Mozart, Wolfgang Amadeus


One of the greatest composers the world has yet known; born at Salzburg, Austria, 1756. His father, Leopold Mozart, was a man of fine education and profound religious feeling and a thorough musician. Of seven children there grew up only Wolfgang and an elder sister, Maria Anna, who early showed great musical ability and as a child, traveled with her brother on his concert tours. When only three years old Mozart took deep interest in his sister's music lessons and learned to pick out thirds on the piano. When only four he began learning little pieces and when five he dictated to his father some minuets and composed a concerto so difficult that no one could play it. In 1762 the family made their first concert tour, playing at Munich, where the Elector received them kindly; at Linz and at Vienna. Here at court they made a most favorable impression, especially Wolfgang, whose remarkable talent and childish naturalness charmed the Emperor and, Empress. After appearing in several concerts the family journeyed to Presburg, returning to Salzburg early 'in 1763. The first tour had proved so successful that early in June, 1763, they started again, with Paris as their goal. In 1764 they went to London and played three times at court. Mozart also played the organ and, during an illness of his father, wrote his first symphony. His father had six of his sonatas for harpsichord and violin engraved and dedicated them to the Queen, and in 1765 he presented to the British Museum copies of all his printed compositions and an engraving from the Carmontelle picture. They left England to play at the Court of Holland. After playing the organ at Ghent and Harlem they went to Paris, where Mozart played several times at court. On the way home they stopped at Munich, where the Elector was much pleased with Wolfgang's progress. They reached Salzburg in November.
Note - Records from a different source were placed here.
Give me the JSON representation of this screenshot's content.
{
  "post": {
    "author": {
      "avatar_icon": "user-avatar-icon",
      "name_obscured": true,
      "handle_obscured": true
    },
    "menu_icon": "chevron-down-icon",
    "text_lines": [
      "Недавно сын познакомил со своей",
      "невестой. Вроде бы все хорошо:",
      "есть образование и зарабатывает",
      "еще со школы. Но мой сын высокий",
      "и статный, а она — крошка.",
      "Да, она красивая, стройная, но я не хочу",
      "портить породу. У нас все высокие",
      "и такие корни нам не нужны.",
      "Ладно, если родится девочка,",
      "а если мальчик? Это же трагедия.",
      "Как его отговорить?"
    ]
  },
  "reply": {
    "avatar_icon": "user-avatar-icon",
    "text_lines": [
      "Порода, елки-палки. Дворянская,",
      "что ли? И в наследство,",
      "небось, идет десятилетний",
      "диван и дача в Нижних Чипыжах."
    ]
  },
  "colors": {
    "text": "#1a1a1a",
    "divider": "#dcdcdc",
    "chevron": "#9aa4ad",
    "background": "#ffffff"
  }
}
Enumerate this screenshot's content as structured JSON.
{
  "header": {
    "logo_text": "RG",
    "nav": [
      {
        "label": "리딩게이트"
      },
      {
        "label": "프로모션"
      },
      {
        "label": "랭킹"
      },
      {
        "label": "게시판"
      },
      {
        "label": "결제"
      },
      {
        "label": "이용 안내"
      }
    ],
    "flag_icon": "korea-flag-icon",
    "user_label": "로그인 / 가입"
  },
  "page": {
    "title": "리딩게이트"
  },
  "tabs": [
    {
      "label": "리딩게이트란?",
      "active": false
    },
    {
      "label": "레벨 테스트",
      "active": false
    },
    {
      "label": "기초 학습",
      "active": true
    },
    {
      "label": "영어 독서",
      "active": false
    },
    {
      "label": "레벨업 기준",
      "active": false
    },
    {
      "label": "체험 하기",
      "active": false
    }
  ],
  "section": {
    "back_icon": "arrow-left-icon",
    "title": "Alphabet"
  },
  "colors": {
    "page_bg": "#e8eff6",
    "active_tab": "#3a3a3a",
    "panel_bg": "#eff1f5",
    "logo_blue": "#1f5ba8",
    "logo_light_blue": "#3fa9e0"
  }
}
During all the time of their travels Leopold Mozart had educated his children most carefully and on their return to Salzburg guided his son in a careful study of Fux's Gradus ad Parnassum. The archbishop gave Wolfgang the first part of a sacred cantata to compose and during this period he also wrote a Passions-cantate; his first piano concerto; and a Latin comedy, Apollo et Hyacinthus. In September, attracted by the approaching betrothal of Archduchess Josepha, the family went to Vienna, but when smallpox broke out fled to Olmütz, where both children were ill of the disease. They did not return to Vienna until 1768, when they were well received at court.

In December, 1769, with his father, Mozart started for Italy. In Verona he performed one of his symphonies, composing and singing an air to words that were given him; in Milan after playing in concert he was commissioned to write an opera for the next stagione. At Bologna he met Padre Martini, who delighted in him, instructing him and giving him fugues to work out, which he did to the great critic's satisfaction At Florence he was graciously received by Archduke Leopold and played at court, accompanying Nardini, the great violinist, and solving hard musical problems set before him by Marquis des Ligniville, director of Court music and a thorough contrapuntist. Reaching Rome on Wednesday of Holy Week he heard Allegri's famous Miserere in the Sistine Chapel and wrote out the entire composition from memory. On his return to Rome in June the Pope granted him the Order of the Golden Spur, with which he had also honored Gluck. When Mozart reached Bologna he was elected a member of the Accademia Filarmonica, of which he became maestro di cappella in 1771, and he received from Padre Martini a formal testimonial. He wrote a Miserere which shows the impression made on him by one he had heard in Rome. Returning to Milan he set to work on his opera, Mitridate, Re di Ponto, which after a deal of trouble with singers and musical rivals he brought out very successfully in December, 1770. After stopping at Vicenza and Verona, he returned to Milan in August to compose the opera, Ascanio in Alba, which he had been commissioned to write for the carnival. He reached Salzburg in 1771 and was soon working on an opera, II Sogno di Scipione, which was performed in 1772. The next year he went again to Milan to work on the opera, Lucio  Silla, produced most successfully in December. During this year he also composed the important litany, De Venerabile. 

He returned to Salzburg in 1773 and devoted himself to composing, going that summer to Vienna, where he first became familiar with Haydn's quartets, compositions by which he was strongly influenced. His position at Salzburg in time became so distasteful to him that after the Archbishop had refused his father permission to go with him on a concert tour, he applied for his discharge, which was angrily granted, and determined to set out in company with his mother.